*** Opening of SOURCE INFORMATION ***

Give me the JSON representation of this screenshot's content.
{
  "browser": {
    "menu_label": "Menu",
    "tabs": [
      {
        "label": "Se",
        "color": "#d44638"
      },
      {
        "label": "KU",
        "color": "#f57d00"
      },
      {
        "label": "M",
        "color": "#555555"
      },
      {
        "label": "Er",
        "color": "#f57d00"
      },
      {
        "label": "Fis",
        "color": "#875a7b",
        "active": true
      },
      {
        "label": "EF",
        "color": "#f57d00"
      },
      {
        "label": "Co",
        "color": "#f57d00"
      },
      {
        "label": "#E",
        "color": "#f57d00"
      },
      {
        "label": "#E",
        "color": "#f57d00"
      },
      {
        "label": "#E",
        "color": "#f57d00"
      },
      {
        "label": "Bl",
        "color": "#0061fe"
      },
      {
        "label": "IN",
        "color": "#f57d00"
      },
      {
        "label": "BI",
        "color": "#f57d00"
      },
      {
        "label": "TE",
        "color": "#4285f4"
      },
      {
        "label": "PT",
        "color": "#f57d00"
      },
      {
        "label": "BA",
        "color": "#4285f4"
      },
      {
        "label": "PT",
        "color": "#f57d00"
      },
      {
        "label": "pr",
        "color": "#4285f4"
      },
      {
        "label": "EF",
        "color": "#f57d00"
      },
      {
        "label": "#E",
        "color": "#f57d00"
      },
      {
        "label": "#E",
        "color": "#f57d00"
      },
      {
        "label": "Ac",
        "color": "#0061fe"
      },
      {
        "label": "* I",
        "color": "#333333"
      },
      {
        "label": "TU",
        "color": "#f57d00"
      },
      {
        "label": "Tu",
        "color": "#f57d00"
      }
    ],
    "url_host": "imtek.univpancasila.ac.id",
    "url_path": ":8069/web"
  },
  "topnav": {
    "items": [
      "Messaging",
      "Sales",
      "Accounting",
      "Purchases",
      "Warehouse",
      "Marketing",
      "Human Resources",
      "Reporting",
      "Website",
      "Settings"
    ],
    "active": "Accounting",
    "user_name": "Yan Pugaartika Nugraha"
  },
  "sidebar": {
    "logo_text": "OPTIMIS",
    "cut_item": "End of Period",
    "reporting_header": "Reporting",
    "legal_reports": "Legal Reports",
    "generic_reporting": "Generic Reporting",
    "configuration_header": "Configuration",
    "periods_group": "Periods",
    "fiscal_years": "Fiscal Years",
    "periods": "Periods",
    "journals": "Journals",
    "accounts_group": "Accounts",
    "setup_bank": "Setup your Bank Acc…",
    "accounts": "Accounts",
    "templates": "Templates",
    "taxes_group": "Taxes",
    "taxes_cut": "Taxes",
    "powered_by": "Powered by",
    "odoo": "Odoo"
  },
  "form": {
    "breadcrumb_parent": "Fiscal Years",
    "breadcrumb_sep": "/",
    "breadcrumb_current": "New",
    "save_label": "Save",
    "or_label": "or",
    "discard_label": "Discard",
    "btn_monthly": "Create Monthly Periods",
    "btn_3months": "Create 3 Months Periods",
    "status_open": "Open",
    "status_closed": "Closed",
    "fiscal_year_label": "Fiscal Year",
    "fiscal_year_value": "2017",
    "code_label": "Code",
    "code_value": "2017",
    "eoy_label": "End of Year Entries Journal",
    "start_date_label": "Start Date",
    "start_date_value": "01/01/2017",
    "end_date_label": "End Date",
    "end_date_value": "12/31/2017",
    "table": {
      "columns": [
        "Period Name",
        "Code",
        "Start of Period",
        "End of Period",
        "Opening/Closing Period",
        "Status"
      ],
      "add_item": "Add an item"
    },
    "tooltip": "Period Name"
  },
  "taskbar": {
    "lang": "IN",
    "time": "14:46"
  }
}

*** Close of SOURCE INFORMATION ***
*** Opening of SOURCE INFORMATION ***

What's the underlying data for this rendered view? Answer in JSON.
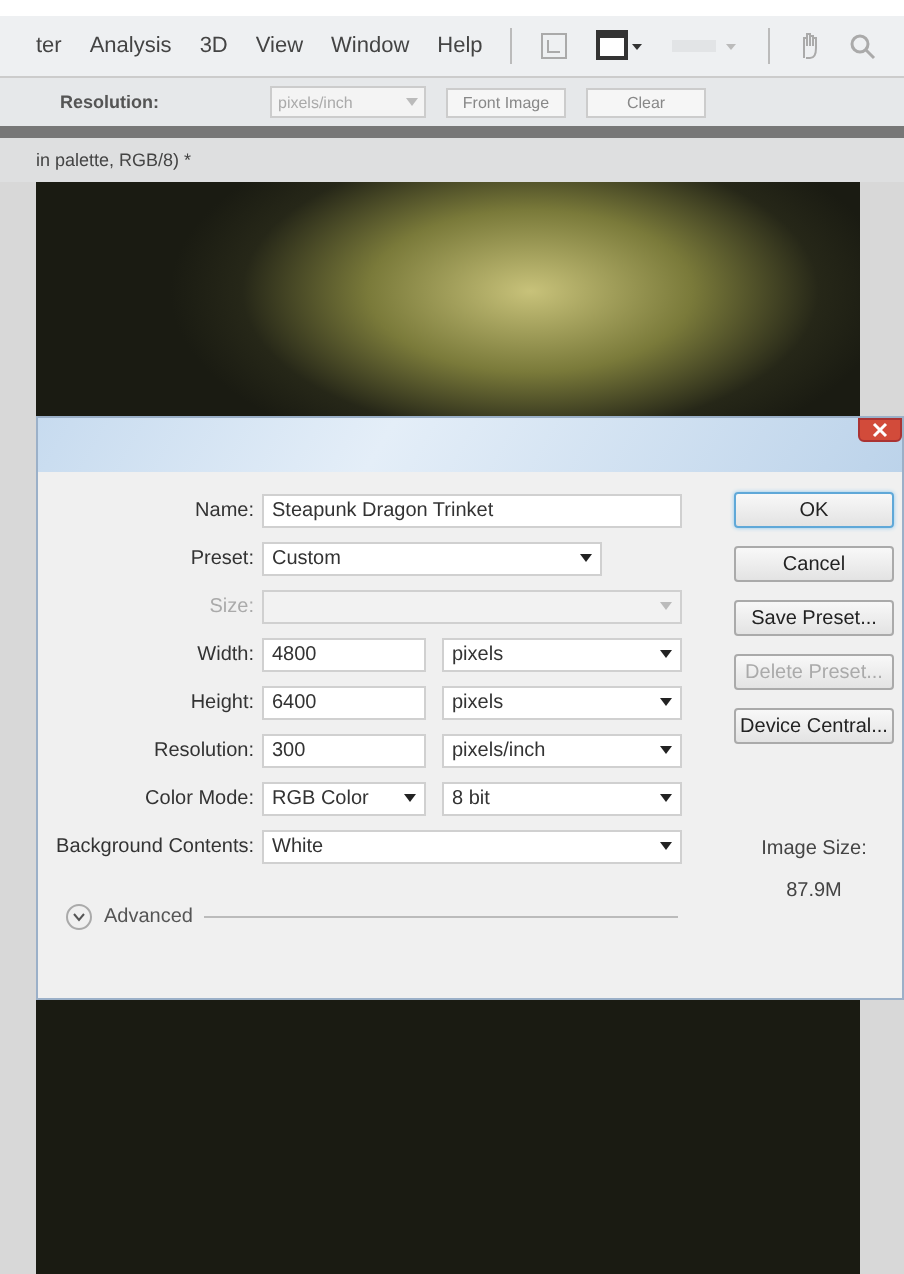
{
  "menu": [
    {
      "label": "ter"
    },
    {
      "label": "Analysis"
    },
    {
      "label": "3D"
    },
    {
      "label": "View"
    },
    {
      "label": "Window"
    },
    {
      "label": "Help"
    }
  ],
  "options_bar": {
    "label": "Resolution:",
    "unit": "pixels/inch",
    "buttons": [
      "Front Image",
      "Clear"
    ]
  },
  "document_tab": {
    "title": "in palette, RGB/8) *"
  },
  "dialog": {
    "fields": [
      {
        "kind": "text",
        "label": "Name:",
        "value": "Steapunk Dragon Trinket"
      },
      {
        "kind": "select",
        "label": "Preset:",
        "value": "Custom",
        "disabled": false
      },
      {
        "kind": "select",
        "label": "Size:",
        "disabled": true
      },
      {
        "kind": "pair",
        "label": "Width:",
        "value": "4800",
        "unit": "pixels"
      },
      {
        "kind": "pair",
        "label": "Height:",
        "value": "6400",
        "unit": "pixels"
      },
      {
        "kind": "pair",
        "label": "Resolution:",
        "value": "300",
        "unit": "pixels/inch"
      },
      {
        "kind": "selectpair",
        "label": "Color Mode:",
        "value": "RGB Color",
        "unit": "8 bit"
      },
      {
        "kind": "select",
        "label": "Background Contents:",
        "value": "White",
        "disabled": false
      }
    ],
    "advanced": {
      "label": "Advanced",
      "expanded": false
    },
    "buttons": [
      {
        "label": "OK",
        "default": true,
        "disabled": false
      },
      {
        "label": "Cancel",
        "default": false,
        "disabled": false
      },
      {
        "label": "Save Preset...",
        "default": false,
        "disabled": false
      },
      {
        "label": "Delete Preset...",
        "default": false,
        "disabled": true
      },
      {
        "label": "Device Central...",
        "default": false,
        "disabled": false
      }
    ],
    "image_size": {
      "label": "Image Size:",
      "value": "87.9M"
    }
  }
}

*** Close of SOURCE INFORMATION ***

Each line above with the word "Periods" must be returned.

- REPLY -
    "periods_group": "Periods",
    "periods": "Periods",
    "btn_monthly": "Create Monthly Periods",
    "btn_3months": "Create 3 Months Periods",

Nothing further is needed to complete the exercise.